In an opinion piece entitled "How to Close the Skills Gap" Senators Mary Landrieu and Patty Murray illustrate why dealing with Democrats is impossible. Their predictable response to financial crisis precipitated by out of control government spending is to provide more compelling reasons for more government spending.
Adding to the urgency of the situation is the reality that the U.S. competes in a global economy, and businesses today take stock of assets around the globe when they make investment decisions. The sad fact is that we spend considerably less than other developed countries on labor-market policies, including work-force training and job-search programs. At the individual level, the U.S. invested only $908 per labor-market participant—$84 dollars, or 9.2%, less than the average amount spent by other member countries of the Organization for Economic Cooperation and Development (OECD).

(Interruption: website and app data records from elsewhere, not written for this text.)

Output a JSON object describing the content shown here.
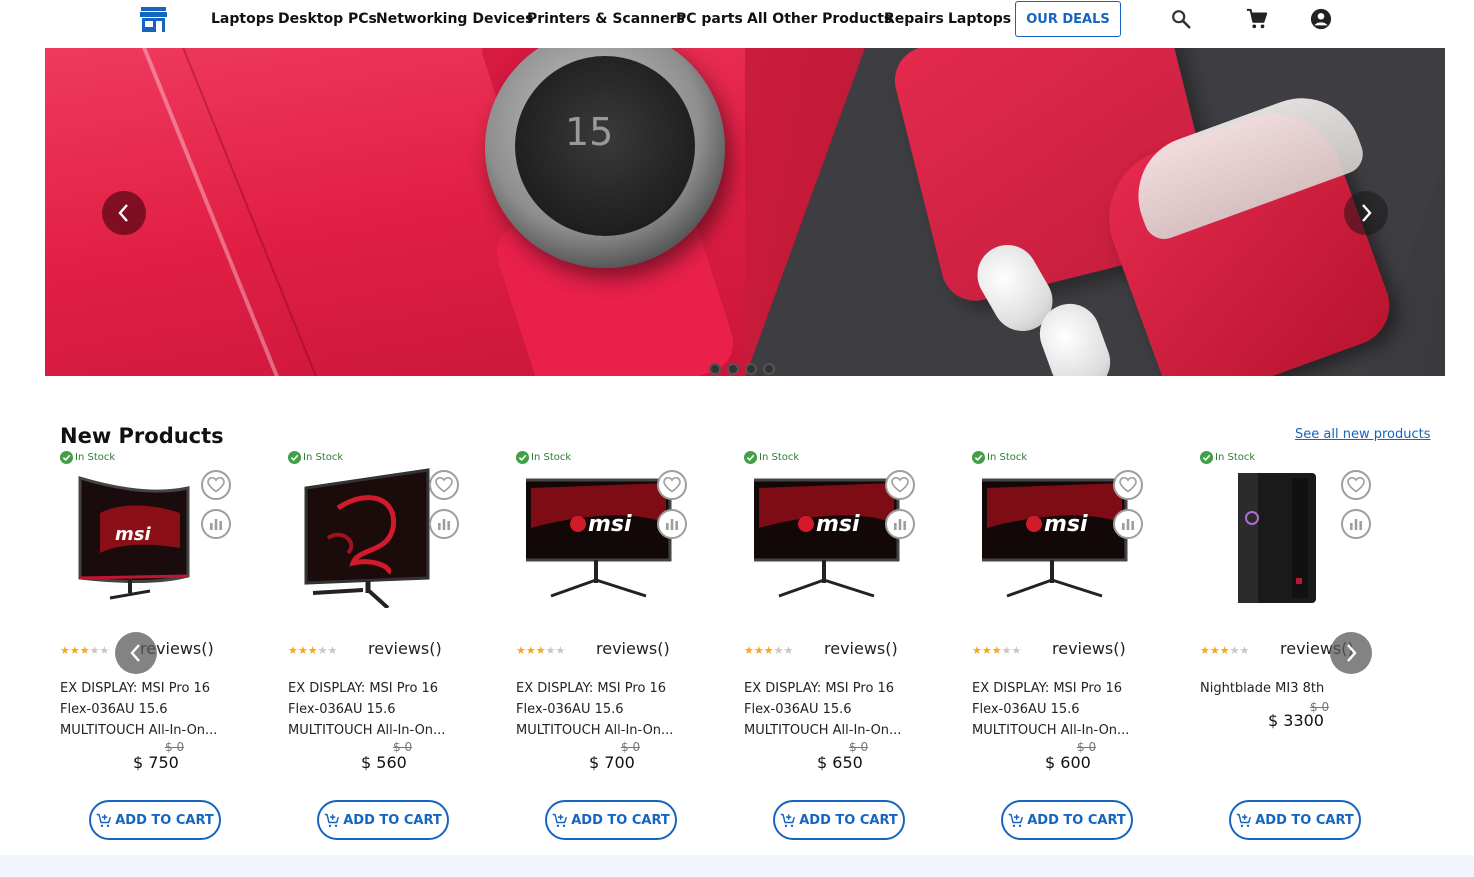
{
  "header": {
    "logo_icon": "storefront-icon",
    "nav": [
      "Laptops",
      "Desktop PCs",
      "Networking Devices",
      "Printers & Scanners",
      "PC parts",
      "All Other Products",
      "Repairs",
      "Laptops"
    ],
    "deals_label": "OUR DEALS",
    "icons": [
      "search-icon",
      "cart-icon",
      "account-icon"
    ]
  },
  "hero": {
    "watch_number": "15",
    "slides_count": 4
  },
  "new_products": {
    "title": "New Products",
    "see_all": "See all new products",
    "products": [
      {
        "stock": "In Stock",
        "rating": 3,
        "reviews": "reviews()",
        "name": "EX DISPLAY: MSI Pro 16 Flex-036AU 15.6 MULTITOUCH All-In-On...",
        "old_price": "$ 0",
        "price": "$ 750",
        "cart": "ADD TO CART"
      },
      {
        "stock": "In Stock",
        "rating": 3,
        "reviews": "reviews()",
        "name": "EX DISPLAY: MSI Pro 16 Flex-036AU 15.6 MULTITOUCH All-In-On...",
        "old_price": "$ 0",
        "price": "$ 560",
        "cart": "ADD TO CART"
      },
      {
        "stock": "In Stock",
        "rating": 3,
        "reviews": "reviews()",
        "name": "EX DISPLAY: MSI Pro 16 Flex-036AU 15.6 MULTITOUCH All-In-On...",
        "old_price": "$ 0",
        "price": "$ 700",
        "cart": "ADD TO CART"
      },
      {
        "stock": "In Stock",
        "rating": 3,
        "reviews": "reviews()",
        "name": "EX DISPLAY: MSI Pro 16 Flex-036AU 15.6 MULTITOUCH All-In-On...",
        "old_price": "$ 0",
        "price": "$ 650",
        "cart": "ADD TO CART"
      },
      {
        "stock": "In Stock",
        "rating": 3,
        "reviews": "reviews()",
        "name": "EX DISPLAY: MSI Pro 16 Flex-036AU 15.6 MULTITOUCH All-In-On...",
        "old_price": "$ 0",
        "price": "$ 600",
        "cart": "ADD TO CART"
      },
      {
        "stock": "In Stock",
        "rating": 3,
        "reviews": "reviews()",
        "name": "Nightblade MI3 8th",
        "old_price": "$ 0",
        "price": "$ 3300",
        "cart": "ADD TO CART"
      }
    ]
  },
  "colors": {
    "accent": "#1565c0",
    "star": "#f5a623",
    "in_stock": "#43a047"
  }
}
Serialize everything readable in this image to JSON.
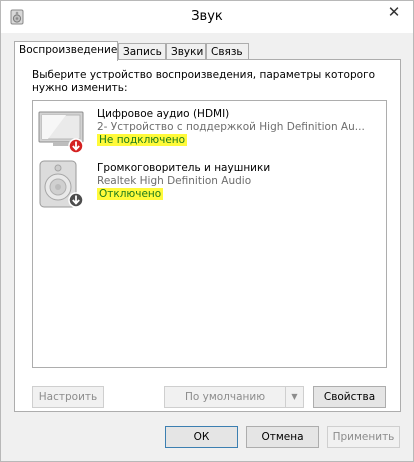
{
  "window": {
    "title": "Звук",
    "close_glyph": "✕"
  },
  "tabs": [
    {
      "label": "Воспроизведение",
      "active": true
    },
    {
      "label": "Запись",
      "active": false
    },
    {
      "label": "Звуки",
      "active": false
    },
    {
      "label": "Связь",
      "active": false
    }
  ],
  "panel": {
    "description": "Выберите устройство воспроизведения, параметры которого нужно изменить:"
  },
  "devices": [
    {
      "name": "Цифровое аудио (HDMI)",
      "subtitle": "2- Устройство с поддержкой High Definition Au...",
      "status": "Не подключено",
      "icon": "monitor-icon",
      "badge": "red-down-arrow"
    },
    {
      "name": "Громкоговоритель и наушники",
      "subtitle": "Realtek High Definition Audio",
      "status": "Отключено",
      "icon": "speaker-icon",
      "badge": "gray-down-arrow"
    }
  ],
  "panel_buttons": {
    "configure": "Настроить",
    "set_default": "По умолчанию",
    "properties": "Свойства"
  },
  "dialog_buttons": {
    "ok": "ОК",
    "cancel": "Отмена",
    "apply": "Применить"
  },
  "colors": {
    "status_text": "#1c7a1c",
    "highlight": "#fffa3a",
    "badge_red": "#d42020",
    "badge_gray": "#4d4d4d"
  }
}
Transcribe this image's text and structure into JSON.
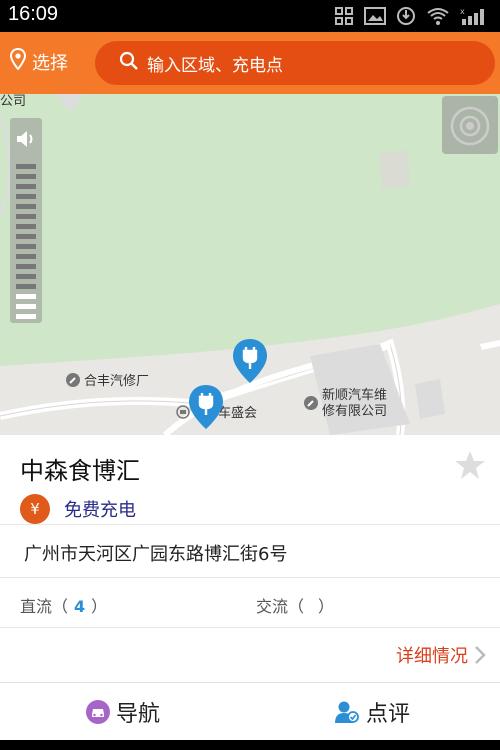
{
  "status_bar": {
    "time": "16:09",
    "icons": [
      "app-icon",
      "image-icon",
      "sync-icon",
      "wifi-icon",
      "signal-icon"
    ]
  },
  "header": {
    "select_label": "选择",
    "search_placeholder": "输入区域、充电点"
  },
  "map": {
    "labels": [
      "公司",
      "合丰汽修厂",
      "车盛会",
      "新顺汽车维",
      "修有限公司"
    ],
    "pin_count": 2
  },
  "station": {
    "name": "中森食博汇",
    "fee_icon": "¥",
    "fee_text": "免费充电",
    "address": "广州市天河区广园东路博汇街6号",
    "dc_label": "直流（",
    "dc_count": "4",
    "dc_close": "）",
    "ac_label": "交流（",
    "ac_count": "",
    "ac_close": "）",
    "detail_label": "详细情况"
  },
  "bottom_bar": {
    "navigate_label": "导航",
    "review_label": "点评"
  },
  "colors": {
    "header_orange": "#f47a2a",
    "search_bg": "#e54e12",
    "pin_blue": "#2b8fd6",
    "detail_red": "#d8401c"
  }
}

We believe that the skills gap is a consequence of our failure to seriously invest in the education of America's work force. Without an educated pool of workers from which to hire, small businesses are bearing the financial burden of teaching these skills.
John Russo, the president of Scientific Analytical Solutions in North Kingston, R.I., recently talked to the AP about the problem his small business faces: "It's very difficult to find the right person, and there's all walks of life trying to find jobs. I honestly think there's a large swath of unemployable. They don't have any skills at all."That's right, we have a skills gap, and a surplus of unempolyables. That wouldn't have anything to do with an education system that indoctrinates children on the primordial importance of learning to use a condom before being able to, gay marriage, abortion on demand, and voting Democrat, would it?
Notice also the statist presumption: people are not prepared; ergo it's government's fault for not preparing them, and government's responsibility to do something. Noman wonders if people might bear any responsibility for preparing themselves, or families have a responsibility to prepare their members, or churches have a responsibility to prepare their faithful. The great unspoken in all statist campaigns to fix the poll-tested problem de jour is this: money is to be siphoned away from individuals, families, the church, and all associations intermediate to the dependent individual and the capacitated state. This was Rousseau's dream, and the French revolutionaries'. It's a destructive dream contrary to human nature and to a sane political economy.
People don't need the federal government to fix all their problems. People need to develop an ethos of fixing their own problems and their loved one's problems so that everyone else doesn't need to be burdened with them. Then, they should look around to find those needing a hand. Legend has it that this was the American ethos until sometime during the past century. Perhaps we should revive it, and vote out people who are wrong-headedly dedicated to the statist ethos.
Mary Landrieu--she of the $300 million ObamaCare bribe--Patty Murray and their party don't see it that way, however.
As we work to create jobs and get our economy back on track, closing this skills gap needs to be a top priority. A critical first step: reauthorizing and reforming the Workforce Investment Act, our nation's foundational federal work-force development policy. We also need to expand innovative approaches that have produced results, such as career pathways programs that provide labor-market information to students and job seekers about in-demand jobs, and the skills and education necessary to get them.
Other important elements of tackling this problem include integrating education and work-based learning, and supporting strategies that allow learners to work while receiving training (also known as "earn and learn" strategies). We should also support public–private partnerships that draw on the expertise of successful members of the business community to help provide assistance and job-preparation advice to our work force.
Building a bigger and more highly skilled work force will help our small businesses step up to global competition. There's no excuse to delay getting to work on the problem any longer.
There you have a pristine statement of the statist, Democratic party position. First, we need to reauthorize a federal program. Then we--the federal government, that is--need to expand innovative approaches. Then we need to reinvent the apprenticeship system that education reformers unwisely threw away more than a century ago. Then we need the federal government to work things out with the business community (which will undoubtedly be called upon to foot part of the bill, confer perks on pols and contribute to their campaigns).
Noman sees several excuses to "delay getting to work on the problem." First, Noman isn't sure why the federal government is needed to do anything mentioned above except reauthorize federal legislation and the money it lards troughs with. And, it shouldn't do that, for both economic and moral reasons. All of the rest of their suggestions, and better ones, can be adopted without the interference of government. Secondly, the nation just went through a nail-biting negotiation that resulted in a debt rating downgrade precisely because one of the two parties is still dedicated to the government's spending ever increasing amounts of borrowed or taxed money. This party thinks that as long as there is a public problem somewhere, there is an imperative for a costly public solution. Noman disagrees. What America needs more of is private, self-dependent solutions to what gets called a public problem when viewed in the aggregate.